High cost & investments: Smart manufacturing tends to require heavy investments in its set-ups. Companies need to analyse and prioritise their investments.
Loss of skills over a period: There is a possibility of a person’s skill level to diminish due to machines doing the job for him. For example, an operator who could easily identify a defect might weaken his skills due to over-reliance on technologies. To overcome this, companies need to bring in more training and awareness initiatives constantly.
Garbage In or Garbage Out (GIGO): Machines, in its true nature, are not smart; all the ‘smart’ factor of a machine is built-in by humans. If humans understand a need well, only then would they be able to translate better into machines. Humans performing the function must understand the function better and monitor the machines to work in its best efficiency, which can be done by having teams with individual experts in their domain.
Misuse & mishandling: While technology may bring in benefits, someone could use it for personal gains. Supervisors and managers need to be vigilant and aware of what all can be misused and mishandled and set-up systems that ensure manhandling of technology is prevented.
Low tolerance to variation: Most technologies implemented have a low tolerance to variations in comparison to humans. Managers need to ensure that they take care of this ‘tolerance’ factor and alter it for the process that one is trying to implement/automate.
Baby steps for the long haul
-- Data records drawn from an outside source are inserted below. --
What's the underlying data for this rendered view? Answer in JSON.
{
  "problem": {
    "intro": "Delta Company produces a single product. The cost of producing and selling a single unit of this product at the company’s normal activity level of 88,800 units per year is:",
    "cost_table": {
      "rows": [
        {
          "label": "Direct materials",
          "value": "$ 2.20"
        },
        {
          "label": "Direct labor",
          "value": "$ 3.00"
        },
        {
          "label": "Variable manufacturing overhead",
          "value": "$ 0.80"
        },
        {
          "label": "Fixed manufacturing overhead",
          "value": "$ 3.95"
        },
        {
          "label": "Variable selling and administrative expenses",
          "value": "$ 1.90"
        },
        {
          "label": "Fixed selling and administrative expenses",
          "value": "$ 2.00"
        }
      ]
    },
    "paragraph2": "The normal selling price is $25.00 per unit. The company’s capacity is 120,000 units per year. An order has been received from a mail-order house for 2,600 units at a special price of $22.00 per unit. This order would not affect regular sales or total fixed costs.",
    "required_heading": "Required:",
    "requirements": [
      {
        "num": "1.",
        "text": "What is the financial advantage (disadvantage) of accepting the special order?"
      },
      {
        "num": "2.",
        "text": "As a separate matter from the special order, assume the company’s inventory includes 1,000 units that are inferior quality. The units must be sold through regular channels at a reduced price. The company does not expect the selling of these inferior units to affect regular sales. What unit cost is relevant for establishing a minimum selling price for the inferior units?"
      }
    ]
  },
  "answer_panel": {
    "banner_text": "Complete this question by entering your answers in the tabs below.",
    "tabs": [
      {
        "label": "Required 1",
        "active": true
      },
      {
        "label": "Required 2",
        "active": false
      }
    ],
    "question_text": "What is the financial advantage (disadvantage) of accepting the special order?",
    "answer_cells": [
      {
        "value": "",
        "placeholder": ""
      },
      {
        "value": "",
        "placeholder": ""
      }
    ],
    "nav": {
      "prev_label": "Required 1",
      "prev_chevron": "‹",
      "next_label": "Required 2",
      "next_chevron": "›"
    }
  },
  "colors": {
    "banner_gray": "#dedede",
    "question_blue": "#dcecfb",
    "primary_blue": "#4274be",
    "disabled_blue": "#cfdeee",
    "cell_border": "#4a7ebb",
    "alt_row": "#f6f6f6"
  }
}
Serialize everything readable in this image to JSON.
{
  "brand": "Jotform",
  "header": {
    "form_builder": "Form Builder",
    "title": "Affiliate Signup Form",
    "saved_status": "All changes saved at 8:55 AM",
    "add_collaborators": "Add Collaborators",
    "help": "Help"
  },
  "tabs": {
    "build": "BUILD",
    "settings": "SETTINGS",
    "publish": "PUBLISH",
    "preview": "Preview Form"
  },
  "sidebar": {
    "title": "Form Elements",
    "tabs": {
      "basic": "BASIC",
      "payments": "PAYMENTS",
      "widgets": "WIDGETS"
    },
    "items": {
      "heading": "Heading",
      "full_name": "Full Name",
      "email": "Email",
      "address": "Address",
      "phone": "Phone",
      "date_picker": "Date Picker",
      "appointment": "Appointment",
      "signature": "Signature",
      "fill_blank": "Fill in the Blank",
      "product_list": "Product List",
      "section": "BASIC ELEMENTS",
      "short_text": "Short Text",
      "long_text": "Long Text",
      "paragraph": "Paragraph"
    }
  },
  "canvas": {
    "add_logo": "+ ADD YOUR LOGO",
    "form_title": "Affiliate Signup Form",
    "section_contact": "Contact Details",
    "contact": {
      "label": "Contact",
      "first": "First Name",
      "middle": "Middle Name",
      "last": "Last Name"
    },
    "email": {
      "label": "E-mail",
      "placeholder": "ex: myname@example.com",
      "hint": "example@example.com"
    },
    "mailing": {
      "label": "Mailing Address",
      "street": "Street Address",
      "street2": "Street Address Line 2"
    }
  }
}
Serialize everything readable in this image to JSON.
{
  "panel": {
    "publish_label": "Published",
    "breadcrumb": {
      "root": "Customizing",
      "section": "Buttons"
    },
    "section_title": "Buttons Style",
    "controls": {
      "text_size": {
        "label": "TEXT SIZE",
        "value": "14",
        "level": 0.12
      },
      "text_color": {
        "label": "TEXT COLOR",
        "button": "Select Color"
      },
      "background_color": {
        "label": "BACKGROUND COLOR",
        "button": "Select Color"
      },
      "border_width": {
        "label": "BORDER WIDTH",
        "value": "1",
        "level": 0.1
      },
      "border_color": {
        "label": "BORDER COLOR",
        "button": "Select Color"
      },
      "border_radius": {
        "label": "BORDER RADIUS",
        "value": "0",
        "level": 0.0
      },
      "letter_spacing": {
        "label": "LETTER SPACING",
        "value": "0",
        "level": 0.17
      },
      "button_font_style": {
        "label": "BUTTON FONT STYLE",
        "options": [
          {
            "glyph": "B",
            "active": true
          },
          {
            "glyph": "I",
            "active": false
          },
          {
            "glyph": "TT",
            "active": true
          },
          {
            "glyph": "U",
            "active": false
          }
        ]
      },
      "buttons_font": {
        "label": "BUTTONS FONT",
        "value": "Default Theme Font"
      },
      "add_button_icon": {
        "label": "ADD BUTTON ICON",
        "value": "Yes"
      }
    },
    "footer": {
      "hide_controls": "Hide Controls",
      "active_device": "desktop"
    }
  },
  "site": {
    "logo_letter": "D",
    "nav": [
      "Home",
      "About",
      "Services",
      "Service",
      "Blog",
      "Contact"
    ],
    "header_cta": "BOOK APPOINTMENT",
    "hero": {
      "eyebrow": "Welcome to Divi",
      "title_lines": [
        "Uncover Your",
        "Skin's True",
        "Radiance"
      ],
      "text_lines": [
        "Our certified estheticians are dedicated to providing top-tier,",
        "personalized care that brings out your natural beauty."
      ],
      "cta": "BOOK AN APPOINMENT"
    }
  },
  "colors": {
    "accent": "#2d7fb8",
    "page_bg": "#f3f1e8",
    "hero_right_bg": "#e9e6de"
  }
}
The shift is inevitable. There is no one formula or silver bullet which is going to solve all the problems. Companies need to measure their work delivery and keep improving on it to stay competitive. Practising flexibility, with a continued process of unlearning, relearning, upskilling and cross-skilling, will help them be ahead in the game. Smart manufacturing cannot be implemented in totality, but baby steps can be taken pertinent to each business case and the benefits can be deployed in other areas. While implementing, a top-down approach in embracing the change can go a long way.